Hurricanes: Are Natural Disasters Getting Worse?
In 2017, Hurricane Harvey inundated Houston, Texas, causing many to lose their lives, property and faith in their emergency response services. A little more than a year later, towns across the Southern part of the United States experienced untold devastation; first from Hurricane Florence, then from Hurricane Michael. The frequency and severity of hurricanes and their profound effect on communities cannot not be disentangled from the wider pattern of warming that is changing our planet. The new reality is that extreme weather events will become more common and will require new levels of data-driven preparations. This week, our data integration engineer Eneli Toodu uses the NOAA OISST and the Planet OS Datahub API to derive a comparison between Hurricane Michael and Hurricane Florence.
Hurricane is a classification of tropical storm above 78 miles an hour and is measured categorically from one to five–one being the least intense, five being the most. At their peaks, both Hurricane Florence and Michael registered at Category 4 with top speeds of 144 MPH and 155 MPH, respectively.
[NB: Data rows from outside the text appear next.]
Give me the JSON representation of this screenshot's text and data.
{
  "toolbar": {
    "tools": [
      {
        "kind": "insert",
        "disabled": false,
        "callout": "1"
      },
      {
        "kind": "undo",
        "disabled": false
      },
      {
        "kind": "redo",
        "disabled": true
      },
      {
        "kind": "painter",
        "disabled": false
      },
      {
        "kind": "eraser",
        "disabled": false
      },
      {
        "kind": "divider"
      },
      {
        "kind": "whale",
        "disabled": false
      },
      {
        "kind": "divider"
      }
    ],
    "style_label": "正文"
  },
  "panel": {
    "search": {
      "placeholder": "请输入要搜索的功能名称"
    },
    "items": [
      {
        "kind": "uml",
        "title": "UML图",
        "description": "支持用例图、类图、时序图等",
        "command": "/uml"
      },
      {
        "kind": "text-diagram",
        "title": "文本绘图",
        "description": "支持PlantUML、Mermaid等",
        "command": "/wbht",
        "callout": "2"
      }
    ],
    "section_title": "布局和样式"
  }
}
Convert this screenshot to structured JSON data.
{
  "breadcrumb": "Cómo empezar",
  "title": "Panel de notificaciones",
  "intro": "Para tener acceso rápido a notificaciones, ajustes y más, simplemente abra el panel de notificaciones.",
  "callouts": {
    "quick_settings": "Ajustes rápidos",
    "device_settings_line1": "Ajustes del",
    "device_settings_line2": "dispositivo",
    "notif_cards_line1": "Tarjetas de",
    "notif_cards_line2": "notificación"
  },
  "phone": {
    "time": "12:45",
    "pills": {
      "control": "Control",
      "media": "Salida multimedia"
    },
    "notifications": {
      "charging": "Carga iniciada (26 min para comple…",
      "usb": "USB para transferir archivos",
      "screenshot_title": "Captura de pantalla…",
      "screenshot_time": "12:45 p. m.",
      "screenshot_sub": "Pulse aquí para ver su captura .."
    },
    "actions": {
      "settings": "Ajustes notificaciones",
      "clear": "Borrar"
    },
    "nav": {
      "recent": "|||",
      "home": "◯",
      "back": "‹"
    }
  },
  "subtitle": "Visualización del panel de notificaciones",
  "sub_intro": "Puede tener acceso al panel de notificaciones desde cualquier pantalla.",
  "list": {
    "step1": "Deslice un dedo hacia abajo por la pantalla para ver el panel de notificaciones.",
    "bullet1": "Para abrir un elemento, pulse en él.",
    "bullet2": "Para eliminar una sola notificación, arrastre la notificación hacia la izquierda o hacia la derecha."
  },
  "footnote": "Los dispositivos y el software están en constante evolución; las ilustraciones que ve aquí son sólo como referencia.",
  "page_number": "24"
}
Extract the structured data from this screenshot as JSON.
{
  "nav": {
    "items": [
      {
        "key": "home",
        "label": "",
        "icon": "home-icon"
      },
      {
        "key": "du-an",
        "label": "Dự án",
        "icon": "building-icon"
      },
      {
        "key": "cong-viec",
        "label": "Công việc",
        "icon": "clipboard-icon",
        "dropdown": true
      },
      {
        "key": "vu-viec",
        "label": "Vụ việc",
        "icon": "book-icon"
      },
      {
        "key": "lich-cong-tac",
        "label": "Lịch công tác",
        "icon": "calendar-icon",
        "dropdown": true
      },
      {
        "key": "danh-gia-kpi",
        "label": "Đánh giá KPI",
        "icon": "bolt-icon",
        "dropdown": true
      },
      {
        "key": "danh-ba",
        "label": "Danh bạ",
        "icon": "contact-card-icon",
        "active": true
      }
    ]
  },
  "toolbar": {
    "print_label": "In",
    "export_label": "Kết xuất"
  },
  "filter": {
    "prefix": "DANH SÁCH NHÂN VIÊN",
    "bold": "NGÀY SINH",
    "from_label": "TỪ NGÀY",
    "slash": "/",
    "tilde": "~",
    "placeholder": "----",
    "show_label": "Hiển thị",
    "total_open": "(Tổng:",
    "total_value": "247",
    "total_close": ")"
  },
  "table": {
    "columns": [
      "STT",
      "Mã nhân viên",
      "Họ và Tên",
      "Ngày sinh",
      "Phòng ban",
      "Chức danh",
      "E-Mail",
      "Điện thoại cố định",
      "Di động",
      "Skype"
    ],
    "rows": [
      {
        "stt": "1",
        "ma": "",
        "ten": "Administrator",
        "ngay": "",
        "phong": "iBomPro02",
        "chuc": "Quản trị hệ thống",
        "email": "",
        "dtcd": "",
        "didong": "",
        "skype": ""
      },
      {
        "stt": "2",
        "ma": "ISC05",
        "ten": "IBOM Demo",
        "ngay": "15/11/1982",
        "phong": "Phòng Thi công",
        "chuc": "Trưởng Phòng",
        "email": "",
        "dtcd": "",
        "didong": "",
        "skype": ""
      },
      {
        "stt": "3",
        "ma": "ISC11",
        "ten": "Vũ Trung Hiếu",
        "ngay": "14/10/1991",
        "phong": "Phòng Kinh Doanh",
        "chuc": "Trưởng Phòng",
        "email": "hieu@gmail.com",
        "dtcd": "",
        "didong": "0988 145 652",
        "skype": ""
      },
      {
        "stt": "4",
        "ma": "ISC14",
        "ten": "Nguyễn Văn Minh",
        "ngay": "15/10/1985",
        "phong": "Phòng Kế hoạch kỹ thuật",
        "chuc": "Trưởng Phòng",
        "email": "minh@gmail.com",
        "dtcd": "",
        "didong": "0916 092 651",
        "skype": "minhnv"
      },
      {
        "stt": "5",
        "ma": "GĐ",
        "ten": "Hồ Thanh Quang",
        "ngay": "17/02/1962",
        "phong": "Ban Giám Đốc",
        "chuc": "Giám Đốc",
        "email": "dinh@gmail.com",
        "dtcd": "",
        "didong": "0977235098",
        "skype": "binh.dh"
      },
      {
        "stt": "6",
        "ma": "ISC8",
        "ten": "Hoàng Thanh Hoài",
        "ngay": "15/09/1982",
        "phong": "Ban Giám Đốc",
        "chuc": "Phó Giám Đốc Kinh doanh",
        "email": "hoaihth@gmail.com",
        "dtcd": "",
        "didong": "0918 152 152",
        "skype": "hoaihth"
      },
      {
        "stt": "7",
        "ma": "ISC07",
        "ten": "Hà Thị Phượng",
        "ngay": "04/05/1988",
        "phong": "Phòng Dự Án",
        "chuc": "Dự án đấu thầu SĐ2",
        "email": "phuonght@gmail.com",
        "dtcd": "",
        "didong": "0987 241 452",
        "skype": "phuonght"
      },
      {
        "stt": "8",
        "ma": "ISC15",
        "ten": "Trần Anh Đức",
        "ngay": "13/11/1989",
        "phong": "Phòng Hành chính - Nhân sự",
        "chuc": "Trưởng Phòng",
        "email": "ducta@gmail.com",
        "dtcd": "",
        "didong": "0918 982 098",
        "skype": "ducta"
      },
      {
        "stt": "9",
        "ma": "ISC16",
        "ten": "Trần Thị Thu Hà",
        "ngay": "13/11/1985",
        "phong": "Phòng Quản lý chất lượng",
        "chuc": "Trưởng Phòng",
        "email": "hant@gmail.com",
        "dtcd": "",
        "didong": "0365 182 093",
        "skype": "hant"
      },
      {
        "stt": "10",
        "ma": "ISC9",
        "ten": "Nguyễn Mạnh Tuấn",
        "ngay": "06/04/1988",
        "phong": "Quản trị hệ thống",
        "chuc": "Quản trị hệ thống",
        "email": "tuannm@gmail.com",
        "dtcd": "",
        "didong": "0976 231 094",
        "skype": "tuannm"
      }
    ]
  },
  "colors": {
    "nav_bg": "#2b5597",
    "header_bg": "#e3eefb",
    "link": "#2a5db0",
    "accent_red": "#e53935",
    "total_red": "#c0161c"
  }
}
Many factors contribute to the magnitude of a hurricane, but sea surface temperature is among one of the most important. Subject to increases in surrounding global temperatures, seemingly minor variations in sea surface temperature can have a large impact on the severity and behavior of a hurricane. LuAnn Dahlman and Rebecca Lindsey of NOAA explain why in their August 2018 paper addressing Oceanic Heat Content. They state, “increasing concentrations of greenhouse gases are preventing heat radiated from Earth’s surface from escaping into space as freely as it used to; most of the excess heat is being stored in the upper ocean. As a result, upper ocean heat content has increased significantly over the past two decades.” Kevin Trenberth, of the National Center for Atmospheric Research (NCAR), goes further to explain how this relates to hurricanes in his paper published in early 2018. “The implication is that the warmer oceans [increase] the risk of greater hurricane intensity and duration. While we often think of hurricanes as atmospheric phenomena, it’s clear that the oceans play a critical role and will shape future storms as the climate changes.”
Examining Florence and Michael
The above GIF captures the sea surface temperature anomalies (departure from a long-term average) as Hurricane Michael moved through the Gulf of Mexico. We can see that sea surface temperature is typically warmer than usual during the storms development. In the area where the hurricane strengthened to a Category 4, the sea surface temperature was almost 3°C warmer than usual.
These findings different slightly from Hurricane Florence. As Florence formed, there were periods where the temperature dipped below the normal average. However, we can see that there were definitely also warmer periods where water, agitated by hurricane winds, became colder after the hurricane passed. Overall, the sea surface temperature was much warmer than normal in most of the places in the Atlantic.
Another interesting aspect of our comparison centered around duration. Hurricane Michael formed on October 7th and made landfall on October 10th. In contrast, Hurricane Florence formed on August 31st and made landfall on September 14th, active for almost 15 days prior to making landfall.
One more thing to note is how the amount of precipitation differed greatly between the two hurricanes. In the GIF above, we can see Hurricane Florence’s path during a six hour window. The maximum amount of precipitation during this period was 118 mm, which is A LOT. For the same sample period Hurricane Michael saw a precipitation maximum of 67mm. This may be largely due to the speed at which Michael travelled–the precipitation was less intense because it poured over a larger area. Florence, by contrast, was more static and drenched a smaller area. We can also see that during Florence, it rained over a longer period while precipitation during Michael lasted for a shorter albeit, more intense duration.
While these findings may not be enough to substantiate formal decision making; it is findings like these, taken in context with additional data, that can contribute to the decisions that underpin effective hurricane preparation. The PlanetOS Datahub makes access and layering of important weather data assets seamless, saving time and eliminating the need for complicated data normalization. From homeowners, to builders to insurance companies, to government agencies, assessing the risk of climate change and building it into preparation for the future is imperative. After all, William Nordhaus just won the Nobel Prize “for integrating climate change into long-run macroeconomic analysis.” It’s past time for us all to start doing the same.
Many of the datasets made available through the Planet OS Datahub have been at the request of our users. For those who require a consolidated, easy to use, resource for accessing large and complex material that the the datahub does not already offer, please reach out to the team and we will work toward bringing it onboard. For more information check out the Planet OS Datahub.